Few figures hold as mythic a place in America's historical
consciousness as John Brown. A fervent abolitionist, his New
England reserve tempered by a childhood on the Ohio frontier, Brown
advocated arming fugitive slaves to fight for their freedom, an
idea that impressed Frederick Douglass, Ralph Waldo Emerson, and
Henry David Thoreau. In 1855, answering the call of his five sons
to join them in the desperate struggle for freedom in the new
territories, John Brown became a hero of "Bleeding Kansas." When he
returned east, the fiery leader launched his ambitious campaign to
rouse the slaves to freedom with a raid on the federal arsenal at
Harpers Ferry in 1859.
Labeled a madman for his failed military adventure, and
repudiated even by prominent antislavery leaders, Brown was tried
in a Virginia court and sentenced to hang for treason and sundry
other crimes. In John Brown: Legend Revisited, the eminent
historian Merrill D. Peterson brings the same blend of sharp-eyed
analysis and narrative elegance to bear on Brown's legacy that he
has used to unravel the images of Thomas Jefferson and Abraham
Brown's reputation has undergone a series of tectonic shifts
since he met his death on the gallows just before the Civil War.
Southerners viewed his exploits with apprehension, seeing Harpers
Ferry as a harbinger of servile insurrection, while Brown's
eloquence before the court won him sympathy in the North and
confirmed his place there as a hero and martyr. Thoreau, the author
of passive resistance, wrote of Brown as a man of conscience.
Perhaps most important historically, Brown's exploits convinced
Southerners that Lincoln's election meant secession and a call to
Peterson gives us Brown in his own day, but he also shows how
the flaming abolitionist warrior's image, celebrated in art,
literature, and journalism, has shed some of the infamy conferred
by "Bleeding Kansas" to become a symbol of American idealism and
fervor to activists along the political spectrum. And so in the
civil rights battles of the twentieth century, Brown became a hero
to African Americans.
Is the information for this product incomplete, wrong or inappropriate?
Let us know about it.
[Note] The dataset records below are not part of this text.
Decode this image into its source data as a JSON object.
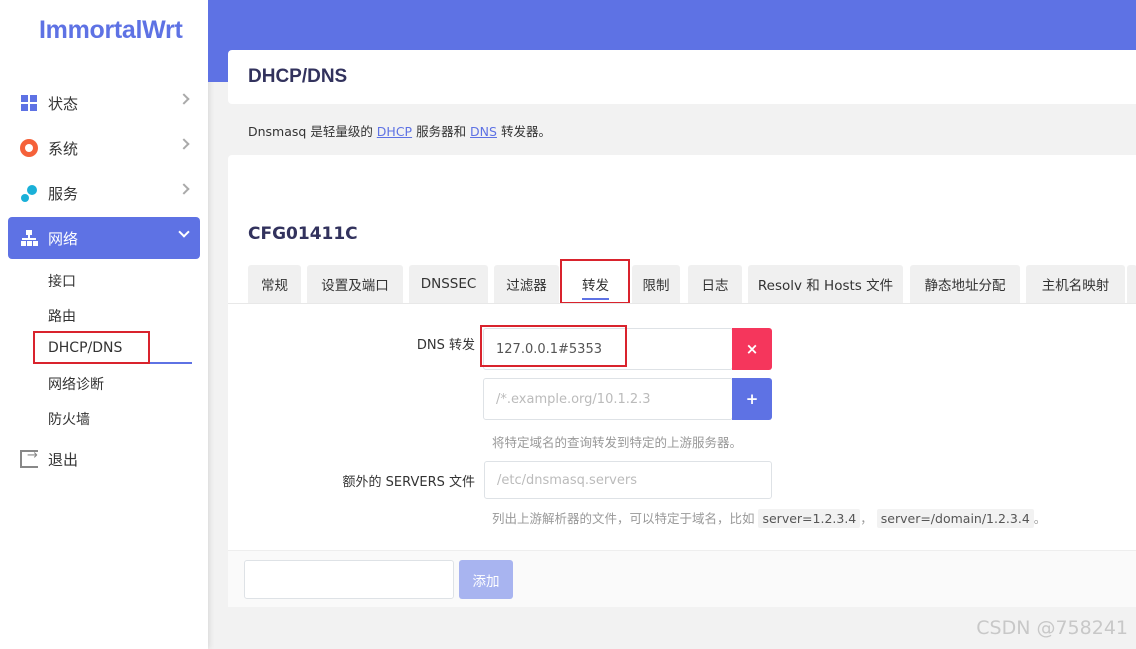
{
  "brand": {
    "logo_text": "ImmortalWrt",
    "accent_color": "#5e72e4"
  },
  "sidebar": {
    "items": [
      {
        "label": "状态",
        "icon": "dashboard-icon"
      },
      {
        "label": "系统",
        "icon": "gear-icon"
      },
      {
        "label": "服务",
        "icon": "cogs-icon"
      },
      {
        "label": "网络",
        "icon": "network-icon",
        "active": true
      },
      {
        "label": "退出",
        "icon": "logout-icon"
      }
    ],
    "network_subitems": [
      "接口",
      "路由",
      "DHCP/DNS",
      "网络诊断",
      "防火墙"
    ]
  },
  "page": {
    "title": "DHCP/DNS",
    "description_prefix": "Dnsmasq 是轻量级的 ",
    "description_link1": "DHCP",
    "description_middle": " 服务器和 ",
    "description_link2": "DNS",
    "description_suffix": " 转发器。",
    "section_title": "CFG01411C"
  },
  "tabs": [
    "常规",
    "设置及端口",
    "DNSSEC",
    "过滤器",
    "转发",
    "限制",
    "日志",
    "Resolv 和 Hosts 文件",
    "静态地址分配",
    "主机名映射"
  ],
  "active_tab": "转发",
  "form": {
    "dns_forward": {
      "label": "DNS 转发",
      "value": "127.0.0.1#5353",
      "placeholder": "/*.example.org/10.1.2.3",
      "delete_button": "×",
      "add_button": "+",
      "help": "将特定域名的查询转发到特定的上游服务器。"
    },
    "servers_file": {
      "label": "额外的 SERVERS 文件",
      "placeholder": "/etc/dnsmasq.servers",
      "help_prefix": "列出上游解析器的文件，可以特定于域名，比如 ",
      "help_code1": "server=1.2.3.4",
      "help_sep": "，",
      "help_code2": "server=/domain/1.2.3.4",
      "help_suffix": "。"
    }
  },
  "footer": {
    "add_button": "添加"
  },
  "watermark": "CSDN @758241"
}
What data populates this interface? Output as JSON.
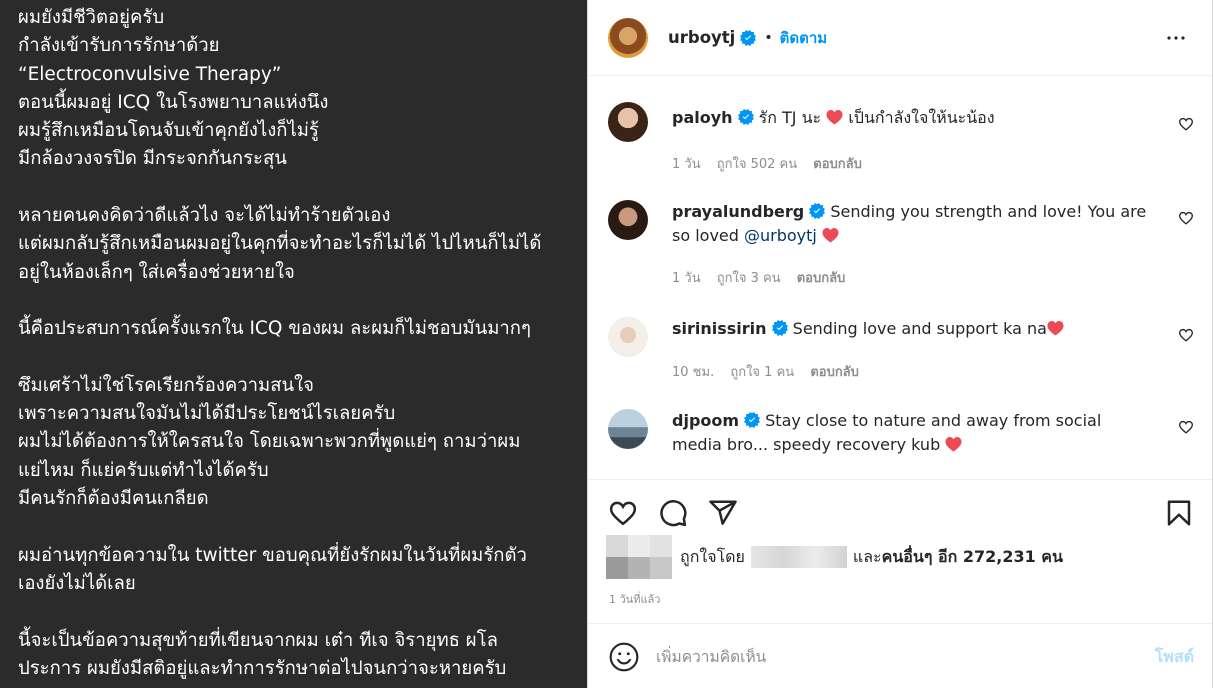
{
  "post_text": {
    "lines": [
      "ผมยังมีชีวิตอยู่ครับ",
      "กำลังเข้ารับการรักษาด้วย",
      "“Electroconvulsive Therapy”",
      "ตอนนี้ผมอยู่ ICQ ในโรงพยาบาลแห่งนึง",
      "ผมรู้สึกเหมือนโดนจับเข้าคุกยังไงก็ไม่รู้",
      "มีกล้องวงจรปิด มีกระจกกันกระสุน",
      "",
      "หลายคนคงคิดว่าดีแล้วไง จะได้ไม่ทำร้ายตัวเอง",
      "แต่ผมกลับรู้สึกเหมือนผมอยู่ในคุกที่จะทำอะไรก็ไม่ได้ ไปไหนก็ไม่ได้",
      "อยู่ในห้องเล็กๆ ใส่เครื่องช่วยหายใจ",
      "",
      "นี้คือประสบการณ์ครั้งแรกใน ICQ ของผม ละผมก็ไม่ชอบมันมากๆ",
      "",
      "ซึมเศร้าไม่ใช่โรคเรียกร้องความสนใจ",
      "เพราะความสนใจมันไม่ได้มีประโยชน์ไรเลยครับ",
      "ผมไม่ได้ต้องการให้ใครสนใจ โดยเฉพาะพวกที่พูดแย่ๆ ถามว่าผม",
      "แย่ไหม ก็แย่ครับแต่ทำไงได้ครับ",
      "มีคนรักก็ต้องมีคนเกลียด",
      "",
      "ผมอ่านทุกข้อความใน twitter ขอบคุณที่ยังรักผมในวันที่ผมรักตัว",
      "เองยังไม่ได้เลย",
      "",
      "นี้จะเป็นข้อความสุขท้ายที่เขียนจากผม เต๋า ทีเจ จิรายุทธ ผโล",
      "ประการ  ผมยังมีสติอยู่และทำการรักษาต่อไปจนกว่าจะหายครับ"
    ]
  },
  "header": {
    "username": "urboytj",
    "separator": "•",
    "follow_label": "ติดตาม"
  },
  "comments": [
    {
      "username": "paloyh",
      "text_before": "รัก TJ นะ",
      "text_after": "เป็นกำลังใจให้นะน้อง",
      "time": "1 วัน",
      "likes": "ถูกใจ 502 คน",
      "reply": "ตอบกลับ"
    },
    {
      "username": "prayalundberg",
      "text": "Sending you strength and love! You are so loved",
      "mention": "@urboytj",
      "time": "1 วัน",
      "likes": "ถูกใจ 3 คน",
      "reply": "ตอบกลับ"
    },
    {
      "username": "sirinissirin",
      "text": "Sending love and support ka na",
      "time": "10 ชม.",
      "likes": "ถูกใจ 1 คน",
      "reply": "ตอบกลับ"
    },
    {
      "username": "djpoom",
      "text": "Stay close to nature and away from social media bro... speedy recovery kub"
    }
  ],
  "likes": {
    "prefix": "ถูกใจโดย",
    "middle": "และ",
    "others": "คนอื่นๆ อีก 272,231 คน"
  },
  "time_ago": "1 วันที่แล้ว",
  "add_comment": {
    "placeholder": "เพิ่มความคิดเห็น",
    "post_label": "โพสต์"
  },
  "colors": {
    "accent": "#0095f6",
    "heart": "#ed4956",
    "post_bg": "#2b2b2b"
  }
}
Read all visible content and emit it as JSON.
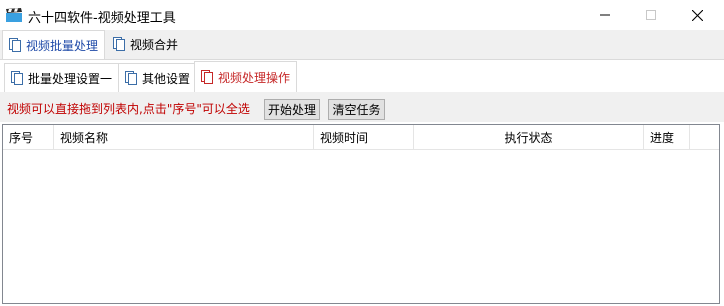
{
  "window": {
    "title": "六十四软件-视频处理工具",
    "icon": "clapperboard-icon",
    "controls": [
      "minimize-icon",
      "maximize-icon",
      "close-icon"
    ]
  },
  "main_tabs": [
    {
      "label": "视频批量处理",
      "icon": "document-icon",
      "active": true
    },
    {
      "label": "视频合并",
      "icon": "document-icon",
      "active": false
    }
  ],
  "sub_tabs": [
    {
      "label": "批量处理设置一",
      "icon": "document-icon",
      "active": false
    },
    {
      "label": "其他设置",
      "icon": "document-icon",
      "active": false
    },
    {
      "label": "视频处理操作",
      "icon": "document-icon",
      "active": true
    }
  ],
  "toolbar": {
    "hint": "视频可以直接拖到列表内,点击\"序号\"可以全选",
    "start_label": "开始处理",
    "clear_label": "清空任务"
  },
  "table": {
    "columns": [
      "序号",
      "视频名称",
      "视频时间",
      "执行状态",
      "进度"
    ],
    "rows": []
  },
  "colors": {
    "hint_text": "#c00000",
    "active_main_tab": "#1f4aa8",
    "active_sub_tab": "#c62828"
  }
}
Does this product have an incorrect or missing image?
Send us a new image.
Is this product missing categories?
Add more categories.
Review This Product
No reviews yet - be the first to create one!